GIVEN RECORDS.
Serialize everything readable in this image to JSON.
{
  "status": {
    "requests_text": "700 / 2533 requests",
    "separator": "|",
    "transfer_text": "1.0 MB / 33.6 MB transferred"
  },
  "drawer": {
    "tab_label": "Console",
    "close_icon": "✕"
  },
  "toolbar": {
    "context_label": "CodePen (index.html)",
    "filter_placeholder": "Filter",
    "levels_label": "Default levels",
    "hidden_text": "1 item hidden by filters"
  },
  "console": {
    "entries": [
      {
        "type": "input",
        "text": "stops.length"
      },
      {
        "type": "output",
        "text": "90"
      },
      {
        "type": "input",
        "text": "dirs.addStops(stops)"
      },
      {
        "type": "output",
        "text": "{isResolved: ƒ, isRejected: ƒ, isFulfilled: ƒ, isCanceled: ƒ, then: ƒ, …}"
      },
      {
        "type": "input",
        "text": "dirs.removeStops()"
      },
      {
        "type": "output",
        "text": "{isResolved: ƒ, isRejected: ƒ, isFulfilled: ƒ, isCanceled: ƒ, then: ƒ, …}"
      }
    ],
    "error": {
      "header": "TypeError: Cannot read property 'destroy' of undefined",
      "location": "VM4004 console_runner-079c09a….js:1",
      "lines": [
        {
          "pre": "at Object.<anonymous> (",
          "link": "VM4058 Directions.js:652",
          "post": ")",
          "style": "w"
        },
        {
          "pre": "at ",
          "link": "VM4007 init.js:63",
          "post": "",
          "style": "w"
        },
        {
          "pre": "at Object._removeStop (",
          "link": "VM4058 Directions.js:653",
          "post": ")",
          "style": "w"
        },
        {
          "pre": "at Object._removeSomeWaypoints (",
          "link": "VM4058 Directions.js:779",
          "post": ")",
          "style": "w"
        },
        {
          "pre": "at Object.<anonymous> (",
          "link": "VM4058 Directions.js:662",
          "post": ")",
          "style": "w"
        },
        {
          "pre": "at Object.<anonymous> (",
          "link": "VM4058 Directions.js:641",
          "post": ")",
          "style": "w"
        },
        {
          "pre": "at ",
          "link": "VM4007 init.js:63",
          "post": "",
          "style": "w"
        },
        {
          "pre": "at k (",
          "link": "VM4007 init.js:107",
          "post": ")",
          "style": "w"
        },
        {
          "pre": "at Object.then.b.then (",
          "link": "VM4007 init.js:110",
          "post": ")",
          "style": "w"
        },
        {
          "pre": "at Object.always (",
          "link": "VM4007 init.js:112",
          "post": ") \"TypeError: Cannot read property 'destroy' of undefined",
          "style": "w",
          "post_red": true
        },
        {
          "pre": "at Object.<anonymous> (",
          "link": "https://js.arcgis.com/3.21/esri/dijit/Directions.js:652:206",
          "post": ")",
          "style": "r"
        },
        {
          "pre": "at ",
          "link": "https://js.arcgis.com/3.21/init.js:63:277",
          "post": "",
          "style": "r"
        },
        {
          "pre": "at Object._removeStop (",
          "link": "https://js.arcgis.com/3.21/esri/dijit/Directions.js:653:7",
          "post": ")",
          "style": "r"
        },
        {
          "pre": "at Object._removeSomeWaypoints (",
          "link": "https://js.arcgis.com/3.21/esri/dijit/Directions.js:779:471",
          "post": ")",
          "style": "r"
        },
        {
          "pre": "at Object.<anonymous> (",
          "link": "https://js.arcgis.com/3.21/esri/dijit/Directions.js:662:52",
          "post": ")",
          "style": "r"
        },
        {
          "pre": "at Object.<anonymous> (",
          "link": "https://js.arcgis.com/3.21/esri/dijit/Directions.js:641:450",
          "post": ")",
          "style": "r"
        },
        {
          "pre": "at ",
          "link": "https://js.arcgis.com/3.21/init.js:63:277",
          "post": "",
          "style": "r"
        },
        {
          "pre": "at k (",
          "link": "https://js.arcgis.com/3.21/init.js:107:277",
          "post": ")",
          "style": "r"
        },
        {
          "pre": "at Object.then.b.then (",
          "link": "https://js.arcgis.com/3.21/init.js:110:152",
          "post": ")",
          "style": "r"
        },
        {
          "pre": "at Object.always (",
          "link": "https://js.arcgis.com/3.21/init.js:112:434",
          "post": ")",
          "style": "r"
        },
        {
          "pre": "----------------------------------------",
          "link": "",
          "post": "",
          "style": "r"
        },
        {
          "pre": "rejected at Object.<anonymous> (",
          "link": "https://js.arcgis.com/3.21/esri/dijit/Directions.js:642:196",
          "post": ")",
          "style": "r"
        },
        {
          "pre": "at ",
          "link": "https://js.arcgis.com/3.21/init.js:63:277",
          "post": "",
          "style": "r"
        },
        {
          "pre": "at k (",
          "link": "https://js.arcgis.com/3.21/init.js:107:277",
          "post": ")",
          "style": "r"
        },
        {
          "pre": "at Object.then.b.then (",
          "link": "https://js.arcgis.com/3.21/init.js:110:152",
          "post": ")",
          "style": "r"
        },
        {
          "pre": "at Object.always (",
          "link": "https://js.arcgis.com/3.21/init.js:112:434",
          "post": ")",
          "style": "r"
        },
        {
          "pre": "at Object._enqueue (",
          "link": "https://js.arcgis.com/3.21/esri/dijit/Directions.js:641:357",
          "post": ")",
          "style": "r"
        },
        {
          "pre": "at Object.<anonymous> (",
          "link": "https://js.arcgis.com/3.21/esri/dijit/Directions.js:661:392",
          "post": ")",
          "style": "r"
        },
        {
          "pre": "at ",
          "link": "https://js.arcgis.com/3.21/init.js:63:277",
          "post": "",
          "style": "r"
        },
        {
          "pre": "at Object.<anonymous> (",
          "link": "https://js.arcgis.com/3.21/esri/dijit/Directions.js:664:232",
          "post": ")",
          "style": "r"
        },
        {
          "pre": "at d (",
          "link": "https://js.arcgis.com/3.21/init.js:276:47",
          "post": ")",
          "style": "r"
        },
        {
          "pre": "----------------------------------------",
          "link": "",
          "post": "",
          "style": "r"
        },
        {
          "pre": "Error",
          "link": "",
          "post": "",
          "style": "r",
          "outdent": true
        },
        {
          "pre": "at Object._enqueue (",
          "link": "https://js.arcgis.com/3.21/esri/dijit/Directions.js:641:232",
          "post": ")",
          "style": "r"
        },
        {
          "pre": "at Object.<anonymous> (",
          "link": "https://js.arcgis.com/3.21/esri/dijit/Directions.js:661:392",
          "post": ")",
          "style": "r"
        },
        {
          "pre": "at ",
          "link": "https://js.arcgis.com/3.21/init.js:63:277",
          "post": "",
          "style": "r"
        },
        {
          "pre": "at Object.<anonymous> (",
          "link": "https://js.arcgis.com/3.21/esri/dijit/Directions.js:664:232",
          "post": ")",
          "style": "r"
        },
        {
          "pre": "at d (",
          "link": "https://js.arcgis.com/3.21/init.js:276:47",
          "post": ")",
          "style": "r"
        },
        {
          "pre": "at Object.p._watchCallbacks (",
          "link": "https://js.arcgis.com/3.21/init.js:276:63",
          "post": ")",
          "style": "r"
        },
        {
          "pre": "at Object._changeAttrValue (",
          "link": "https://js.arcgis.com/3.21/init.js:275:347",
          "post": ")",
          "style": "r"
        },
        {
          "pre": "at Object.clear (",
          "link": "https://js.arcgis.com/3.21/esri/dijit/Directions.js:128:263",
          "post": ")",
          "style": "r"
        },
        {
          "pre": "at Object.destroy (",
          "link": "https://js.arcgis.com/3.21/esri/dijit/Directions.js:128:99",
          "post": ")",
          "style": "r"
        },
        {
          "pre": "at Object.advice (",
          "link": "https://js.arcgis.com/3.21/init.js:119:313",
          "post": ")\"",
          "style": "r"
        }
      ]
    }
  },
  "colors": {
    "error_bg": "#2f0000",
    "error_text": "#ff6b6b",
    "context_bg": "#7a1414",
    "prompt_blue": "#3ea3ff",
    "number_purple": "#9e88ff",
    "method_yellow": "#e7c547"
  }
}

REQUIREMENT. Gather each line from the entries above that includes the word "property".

FINAL ANSWER.
      "header": "TypeError: Cannot read property 'destroy' of undefined",
          "post": ") \"TypeError: Cannot read property 'destroy' of undefined",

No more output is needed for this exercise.